About American School for the Deaf

The American School for the Deaf works to "provide a comprehensive program for the development of the intellect and the enhancement of the quality of life for the deaf community by serving as a multi-purpose institution furnishing educational and vocational programs for deaf and hard-of-hearing children, youth, adults and their families."  The idea for the school began in 1807 when a prominent Hartford physician, Mason Fitch Cogswell, wanted to help his deaf young daughter, Alice.  The school was officially founded 10 years later.  This school is the country's oldest educational organization committed to serving the deaf community.

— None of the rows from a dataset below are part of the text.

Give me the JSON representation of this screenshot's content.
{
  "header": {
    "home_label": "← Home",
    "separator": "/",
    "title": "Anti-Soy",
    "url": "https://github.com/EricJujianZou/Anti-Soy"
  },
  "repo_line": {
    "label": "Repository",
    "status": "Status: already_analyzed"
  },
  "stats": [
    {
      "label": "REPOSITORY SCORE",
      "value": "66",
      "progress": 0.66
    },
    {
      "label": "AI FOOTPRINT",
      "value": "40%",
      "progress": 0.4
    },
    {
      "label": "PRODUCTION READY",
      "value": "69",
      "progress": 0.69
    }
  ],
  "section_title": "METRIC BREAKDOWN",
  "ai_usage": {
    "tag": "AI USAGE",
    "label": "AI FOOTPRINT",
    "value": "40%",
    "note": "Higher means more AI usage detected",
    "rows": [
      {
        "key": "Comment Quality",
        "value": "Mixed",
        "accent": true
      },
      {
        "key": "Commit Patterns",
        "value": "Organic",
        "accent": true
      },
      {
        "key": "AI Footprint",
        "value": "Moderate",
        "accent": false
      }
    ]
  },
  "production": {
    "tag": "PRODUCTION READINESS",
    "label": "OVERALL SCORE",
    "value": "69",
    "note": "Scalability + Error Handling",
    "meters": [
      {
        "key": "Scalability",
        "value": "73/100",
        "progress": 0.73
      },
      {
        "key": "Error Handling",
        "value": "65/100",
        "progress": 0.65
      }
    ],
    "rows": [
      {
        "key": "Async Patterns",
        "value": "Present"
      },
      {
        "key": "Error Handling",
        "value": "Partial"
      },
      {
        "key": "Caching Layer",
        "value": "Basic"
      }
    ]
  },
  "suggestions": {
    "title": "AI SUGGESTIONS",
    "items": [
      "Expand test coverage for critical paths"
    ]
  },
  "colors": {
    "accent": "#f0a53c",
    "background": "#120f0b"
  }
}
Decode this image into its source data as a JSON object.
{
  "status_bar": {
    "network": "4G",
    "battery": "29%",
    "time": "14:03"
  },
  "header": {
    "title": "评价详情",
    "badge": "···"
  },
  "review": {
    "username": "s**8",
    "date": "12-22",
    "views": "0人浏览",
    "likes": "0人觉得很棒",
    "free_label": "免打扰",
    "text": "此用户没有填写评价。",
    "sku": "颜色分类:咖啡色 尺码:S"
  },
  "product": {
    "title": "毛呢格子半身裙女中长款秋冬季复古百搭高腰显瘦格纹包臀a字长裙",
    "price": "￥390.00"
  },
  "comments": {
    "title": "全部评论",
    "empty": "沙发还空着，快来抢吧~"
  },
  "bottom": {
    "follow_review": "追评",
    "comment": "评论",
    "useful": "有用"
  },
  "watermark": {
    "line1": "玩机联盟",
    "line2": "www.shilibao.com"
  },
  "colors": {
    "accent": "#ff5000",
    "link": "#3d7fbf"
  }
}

ASD usually receives over 3,000 hours of volunteer assistance each year.  This adds to the quality of life and education for students and employees.  Interns and volunteers may work on everyday classroom activities, after-school tutoring and special events such as the school's annual golf tournament.  All interns receive "practical experience with deaf education and deaf culture," both inside and outside of the classroom.  Interns must be prepared to learn sign language at a rapid pace, as it is used all of the time.

Eligibility

Open to college students, grad students and recent college graduates.

American School for the Deaf

  • Marilyn Rettig
  • American School for the Deaf
  • American School for the Deaf
  • 139 North Main Street
  • West Hartford, CT 6107
  • Phone: (860) 570-2353

Stats

  • Number of Interns: Less than 10
  • Compensation/Benefits: Unpaid
  • Duration: N/A
  • Academic Level: High School Students, College Freshmen, College Sophomores, College Juniors, College Seniors, Recent College Graduates, Graduate Students

Locations

  • Hartford, CT